▶ **What you have to do**
Type out the complete listing below word for word, without its pictures.

▶ **Provided records**
****************************************

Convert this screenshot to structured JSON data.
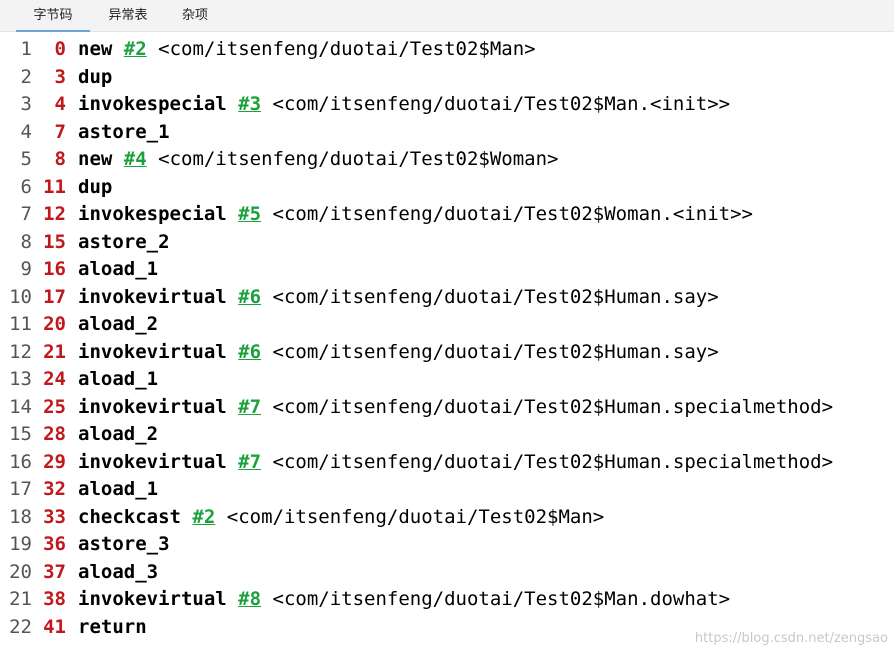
{
  "tabs": [
    {
      "label": "字节码",
      "active": true
    },
    {
      "label": "异常表",
      "active": false
    },
    {
      "label": "杂项",
      "active": false
    }
  ],
  "colors": {
    "offset": "#c0181c",
    "reference": "#1ca13c",
    "tab_active_underline": "#6aa6d8"
  },
  "instructions": [
    {
      "line": "1",
      "offset": "0",
      "op": "new",
      "ref": "#2",
      "arg": "<com/itsenfeng/duotai/Test02$Man>"
    },
    {
      "line": "2",
      "offset": "3",
      "op": "dup",
      "ref": "",
      "arg": ""
    },
    {
      "line": "3",
      "offset": "4",
      "op": "invokespecial",
      "ref": "#3",
      "arg": "<com/itsenfeng/duotai/Test02$Man.<init>>"
    },
    {
      "line": "4",
      "offset": "7",
      "op": "astore_1",
      "ref": "",
      "arg": ""
    },
    {
      "line": "5",
      "offset": "8",
      "op": "new",
      "ref": "#4",
      "arg": "<com/itsenfeng/duotai/Test02$Woman>"
    },
    {
      "line": "6",
      "offset": "11",
      "op": "dup",
      "ref": "",
      "arg": ""
    },
    {
      "line": "7",
      "offset": "12",
      "op": "invokespecial",
      "ref": "#5",
      "arg": "<com/itsenfeng/duotai/Test02$Woman.<init>>"
    },
    {
      "line": "8",
      "offset": "15",
      "op": "astore_2",
      "ref": "",
      "arg": ""
    },
    {
      "line": "9",
      "offset": "16",
      "op": "aload_1",
      "ref": "",
      "arg": ""
    },
    {
      "line": "10",
      "offset": "17",
      "op": "invokevirtual",
      "ref": "#6",
      "arg": "<com/itsenfeng/duotai/Test02$Human.say>"
    },
    {
      "line": "11",
      "offset": "20",
      "op": "aload_2",
      "ref": "",
      "arg": ""
    },
    {
      "line": "12",
      "offset": "21",
      "op": "invokevirtual",
      "ref": "#6",
      "arg": "<com/itsenfeng/duotai/Test02$Human.say>"
    },
    {
      "line": "13",
      "offset": "24",
      "op": "aload_1",
      "ref": "",
      "arg": ""
    },
    {
      "line": "14",
      "offset": "25",
      "op": "invokevirtual",
      "ref": "#7",
      "arg": "<com/itsenfeng/duotai/Test02$Human.specialmethod>"
    },
    {
      "line": "15",
      "offset": "28",
      "op": "aload_2",
      "ref": "",
      "arg": ""
    },
    {
      "line": "16",
      "offset": "29",
      "op": "invokevirtual",
      "ref": "#7",
      "arg": "<com/itsenfeng/duotai/Test02$Human.specialmethod>"
    },
    {
      "line": "17",
      "offset": "32",
      "op": "aload_1",
      "ref": "",
      "arg": ""
    },
    {
      "line": "18",
      "offset": "33",
      "op": "checkcast",
      "ref": "#2",
      "arg": "<com/itsenfeng/duotai/Test02$Man>"
    },
    {
      "line": "19",
      "offset": "36",
      "op": "astore_3",
      "ref": "",
      "arg": ""
    },
    {
      "line": "20",
      "offset": "37",
      "op": "aload_3",
      "ref": "",
      "arg": ""
    },
    {
      "line": "21",
      "offset": "38",
      "op": "invokevirtual",
      "ref": "#8",
      "arg": "<com/itsenfeng/duotai/Test02$Man.dowhat>"
    },
    {
      "line": "22",
      "offset": "41",
      "op": "return",
      "ref": "",
      "arg": ""
    }
  ],
  "watermark": "https://blog.csdn.net/zengsao"
}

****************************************

▶ **Answer for this exercise**
Convert this screenshot to structured JSON data.
{
  "tabs": [
    {
      "label": "字节码",
      "active": true
    },
    {
      "label": "异常表",
      "active": false
    },
    {
      "label": "杂项",
      "active": false
    }
  ],
  "colors": {
    "offset": "#c0181c",
    "reference": "#1ca13c",
    "tab_active_underline": "#6aa6d8"
  },
  "instructions": [
    {
      "line": "1",
      "offset": "0",
      "op": "new",
      "ref": "#2",
      "arg": "<com/itsenfeng/duotai/Test02$Man>"
    },
    {
      "line": "2",
      "offset": "3",
      "op": "dup",
      "ref": "",
      "arg": ""
    },
    {
      "line": "3",
      "offset": "4",
      "op": "invokespecial",
      "ref": "#3",
      "arg": "<com/itsenfeng/duotai/Test02$Man.<init>>"
    },
    {
      "line": "4",
      "offset": "7",
      "op": "astore_1",
      "ref": "",
      "arg": ""
    },
    {
      "line": "5",
      "offset": "8",
      "op": "new",
      "ref": "#4",
      "arg": "<com/itsenfeng/duotai/Test02$Woman>"
    },
    {
      "line": "6",
      "offset": "11",
      "op": "dup",
      "ref": "",
      "arg": ""
    },
    {
      "line": "7",
      "offset": "12",
      "op": "invokespecial",
      "ref": "#5",
      "arg": "<com/itsenfeng/duotai/Test02$Woman.<init>>"
    },
    {
      "line": "8",
      "offset": "15",
      "op": "astore_2",
      "ref": "",
      "arg": ""
    },
    {
      "line": "9",
      "offset": "16",
      "op": "aload_1",
      "ref": "",
      "arg": ""
    },
    {
      "line": "10",
      "offset": "17",
      "op": "invokevirtual",
      "ref": "#6",
      "arg": "<com/itsenfeng/duotai/Test02$Human.say>"
    },
    {
      "line": "11",
      "offset": "20",
      "op": "aload_2",
      "ref": "",
      "arg": ""
    },
    {
      "line": "12",
      "offset": "21",
      "op": "invokevirtual",
      "ref": "#6",
      "arg": "<com/itsenfeng/duotai/Test02$Human.say>"
    },
    {
      "line": "13",
      "offset": "24",
      "op": "aload_1",
      "ref": "",
      "arg": ""
    },
    {
      "line": "14",
      "offset": "25",
      "op": "invokevirtual",
      "ref": "#7",
      "arg": "<com/itsenfeng/duotai/Test02$Human.specialmethod>"
    },
    {
      "line": "15",
      "offset": "28",
      "op": "aload_2",
      "ref": "",
      "arg": ""
    },
    {
      "line": "16",
      "offset": "29",
      "op": "invokevirtual",
      "ref": "#7",
      "arg": "<com/itsenfeng/duotai/Test02$Human.specialmethod>"
    },
    {
      "line": "17",
      "offset": "32",
      "op": "aload_1",
      "ref": "",
      "arg": ""
    },
    {
      "line": "18",
      "offset": "33",
      "op": "checkcast",
      "ref": "#2",
      "arg": "<com/itsenfeng/duotai/Test02$Man>"
    },
    {
      "line": "19",
      "offset": "36",
      "op": "astore_3",
      "ref": "",
      "arg": ""
    },
    {
      "line": "20",
      "offset": "37",
      "op": "aload_3",
      "ref": "",
      "arg": ""
    },
    {
      "line": "21",
      "offset": "38",
      "op": "invokevirtual",
      "ref": "#8",
      "arg": "<com/itsenfeng/duotai/Test02$Man.dowhat>"
    },
    {
      "line": "22",
      "offset": "41",
      "op": "return",
      "ref": "",
      "arg": ""
    }
  ],
  "watermark": "https://blog.csdn.net/zengsao"
}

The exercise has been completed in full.